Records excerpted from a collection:

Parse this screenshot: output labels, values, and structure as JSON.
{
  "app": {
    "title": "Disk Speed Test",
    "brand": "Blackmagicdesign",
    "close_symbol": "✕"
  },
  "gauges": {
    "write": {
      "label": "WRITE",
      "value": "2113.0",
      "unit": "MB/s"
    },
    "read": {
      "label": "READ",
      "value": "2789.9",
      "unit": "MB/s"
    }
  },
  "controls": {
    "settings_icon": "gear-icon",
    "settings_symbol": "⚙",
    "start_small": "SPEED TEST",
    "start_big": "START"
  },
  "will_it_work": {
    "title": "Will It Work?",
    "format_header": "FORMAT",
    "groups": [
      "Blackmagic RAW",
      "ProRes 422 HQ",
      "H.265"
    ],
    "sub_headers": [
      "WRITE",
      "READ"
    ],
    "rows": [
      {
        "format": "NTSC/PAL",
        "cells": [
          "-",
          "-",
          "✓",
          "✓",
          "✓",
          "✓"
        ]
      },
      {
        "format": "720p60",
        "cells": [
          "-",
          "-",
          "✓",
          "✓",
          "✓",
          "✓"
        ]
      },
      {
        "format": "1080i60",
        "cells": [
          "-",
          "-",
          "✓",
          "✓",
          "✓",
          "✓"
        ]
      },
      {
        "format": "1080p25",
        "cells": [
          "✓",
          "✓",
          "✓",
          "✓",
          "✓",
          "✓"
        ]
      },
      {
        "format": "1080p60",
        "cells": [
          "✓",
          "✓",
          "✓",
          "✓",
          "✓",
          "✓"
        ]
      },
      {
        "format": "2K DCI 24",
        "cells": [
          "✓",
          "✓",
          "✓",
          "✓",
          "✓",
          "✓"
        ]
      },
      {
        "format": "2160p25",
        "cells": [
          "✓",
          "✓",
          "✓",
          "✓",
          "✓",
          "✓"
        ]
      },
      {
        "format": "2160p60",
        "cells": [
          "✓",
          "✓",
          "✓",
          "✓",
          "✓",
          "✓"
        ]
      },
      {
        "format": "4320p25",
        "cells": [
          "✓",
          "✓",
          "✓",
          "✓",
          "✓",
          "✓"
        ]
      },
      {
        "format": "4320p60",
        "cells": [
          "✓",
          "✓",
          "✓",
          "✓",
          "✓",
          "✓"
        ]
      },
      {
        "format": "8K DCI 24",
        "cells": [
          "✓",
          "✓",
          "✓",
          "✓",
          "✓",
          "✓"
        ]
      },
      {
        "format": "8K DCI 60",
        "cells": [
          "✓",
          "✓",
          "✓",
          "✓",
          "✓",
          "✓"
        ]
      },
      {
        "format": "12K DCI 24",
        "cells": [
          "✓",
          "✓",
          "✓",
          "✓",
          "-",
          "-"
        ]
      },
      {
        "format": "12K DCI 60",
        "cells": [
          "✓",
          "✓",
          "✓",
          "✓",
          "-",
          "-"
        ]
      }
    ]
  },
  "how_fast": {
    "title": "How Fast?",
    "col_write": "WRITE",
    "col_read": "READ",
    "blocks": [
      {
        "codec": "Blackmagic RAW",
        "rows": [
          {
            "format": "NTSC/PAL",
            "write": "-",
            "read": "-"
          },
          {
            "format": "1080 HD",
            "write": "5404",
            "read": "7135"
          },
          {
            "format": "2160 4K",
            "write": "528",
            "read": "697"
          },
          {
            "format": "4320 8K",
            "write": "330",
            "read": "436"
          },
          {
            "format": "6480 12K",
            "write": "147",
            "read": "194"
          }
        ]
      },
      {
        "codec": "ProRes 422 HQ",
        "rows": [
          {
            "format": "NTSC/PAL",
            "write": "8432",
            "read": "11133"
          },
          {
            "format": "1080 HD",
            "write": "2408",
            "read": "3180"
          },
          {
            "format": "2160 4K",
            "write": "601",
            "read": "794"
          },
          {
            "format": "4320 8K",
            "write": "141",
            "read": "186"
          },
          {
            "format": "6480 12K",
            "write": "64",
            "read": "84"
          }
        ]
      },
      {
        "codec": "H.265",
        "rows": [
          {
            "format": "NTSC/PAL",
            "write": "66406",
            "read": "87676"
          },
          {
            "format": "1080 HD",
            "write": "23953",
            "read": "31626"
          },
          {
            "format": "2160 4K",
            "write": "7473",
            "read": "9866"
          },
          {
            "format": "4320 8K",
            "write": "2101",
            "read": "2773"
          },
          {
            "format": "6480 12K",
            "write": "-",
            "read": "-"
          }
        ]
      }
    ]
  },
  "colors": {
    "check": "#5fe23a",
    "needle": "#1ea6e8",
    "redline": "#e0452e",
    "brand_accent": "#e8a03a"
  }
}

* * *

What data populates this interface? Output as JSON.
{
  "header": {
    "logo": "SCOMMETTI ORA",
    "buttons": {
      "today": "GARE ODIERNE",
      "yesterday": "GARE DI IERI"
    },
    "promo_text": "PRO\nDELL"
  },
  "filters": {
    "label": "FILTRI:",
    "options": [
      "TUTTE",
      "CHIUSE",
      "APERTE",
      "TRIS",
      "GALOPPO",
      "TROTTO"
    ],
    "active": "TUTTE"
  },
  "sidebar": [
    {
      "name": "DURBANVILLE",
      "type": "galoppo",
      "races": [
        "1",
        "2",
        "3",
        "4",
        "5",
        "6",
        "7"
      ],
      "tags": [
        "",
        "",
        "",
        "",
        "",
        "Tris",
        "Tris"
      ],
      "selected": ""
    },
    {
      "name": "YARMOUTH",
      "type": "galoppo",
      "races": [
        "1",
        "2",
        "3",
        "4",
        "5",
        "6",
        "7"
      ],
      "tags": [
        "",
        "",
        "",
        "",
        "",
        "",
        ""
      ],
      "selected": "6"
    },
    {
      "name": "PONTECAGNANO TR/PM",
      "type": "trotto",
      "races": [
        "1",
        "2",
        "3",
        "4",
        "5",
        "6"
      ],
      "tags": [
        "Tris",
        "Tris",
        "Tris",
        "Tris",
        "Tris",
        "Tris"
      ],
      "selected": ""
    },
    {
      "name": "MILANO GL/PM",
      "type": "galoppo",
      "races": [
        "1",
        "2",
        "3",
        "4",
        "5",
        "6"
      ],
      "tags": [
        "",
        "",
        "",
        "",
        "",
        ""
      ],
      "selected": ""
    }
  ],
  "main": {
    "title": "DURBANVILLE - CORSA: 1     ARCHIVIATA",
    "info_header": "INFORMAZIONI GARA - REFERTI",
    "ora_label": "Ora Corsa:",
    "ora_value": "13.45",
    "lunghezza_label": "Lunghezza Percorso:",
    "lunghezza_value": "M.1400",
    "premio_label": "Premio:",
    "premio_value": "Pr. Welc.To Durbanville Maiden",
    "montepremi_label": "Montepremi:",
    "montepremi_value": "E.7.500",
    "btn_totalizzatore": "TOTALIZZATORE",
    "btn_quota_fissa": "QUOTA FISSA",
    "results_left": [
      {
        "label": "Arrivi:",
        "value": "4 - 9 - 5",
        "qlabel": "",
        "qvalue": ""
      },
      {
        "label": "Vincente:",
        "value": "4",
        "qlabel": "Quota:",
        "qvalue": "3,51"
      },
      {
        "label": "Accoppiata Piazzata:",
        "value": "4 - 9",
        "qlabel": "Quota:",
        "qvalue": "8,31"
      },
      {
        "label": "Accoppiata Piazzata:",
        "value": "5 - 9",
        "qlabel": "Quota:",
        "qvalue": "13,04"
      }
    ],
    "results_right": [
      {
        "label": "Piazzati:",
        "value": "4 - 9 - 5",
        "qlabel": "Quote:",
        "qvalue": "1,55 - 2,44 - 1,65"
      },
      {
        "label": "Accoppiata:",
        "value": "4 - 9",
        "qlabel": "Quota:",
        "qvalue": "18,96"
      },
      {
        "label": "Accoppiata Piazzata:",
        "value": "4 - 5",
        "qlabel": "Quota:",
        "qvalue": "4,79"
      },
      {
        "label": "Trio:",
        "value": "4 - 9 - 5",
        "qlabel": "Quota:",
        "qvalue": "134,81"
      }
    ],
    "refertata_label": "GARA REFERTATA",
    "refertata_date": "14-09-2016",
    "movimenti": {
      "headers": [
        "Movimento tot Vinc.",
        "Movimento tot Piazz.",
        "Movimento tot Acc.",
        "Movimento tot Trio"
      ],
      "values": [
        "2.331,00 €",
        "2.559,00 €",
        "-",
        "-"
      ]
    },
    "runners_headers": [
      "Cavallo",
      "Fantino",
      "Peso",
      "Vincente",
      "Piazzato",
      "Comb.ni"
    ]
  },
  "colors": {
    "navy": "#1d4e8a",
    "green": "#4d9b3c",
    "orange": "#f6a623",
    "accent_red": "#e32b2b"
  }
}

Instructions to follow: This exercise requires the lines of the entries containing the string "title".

Response box:
    "title": "Disk Speed Test",
    "title": "Will It Work?",
    "title": "How Fast?",
    "title": "DURBANVILLE - CORSA: 1     ARCHIVIATA",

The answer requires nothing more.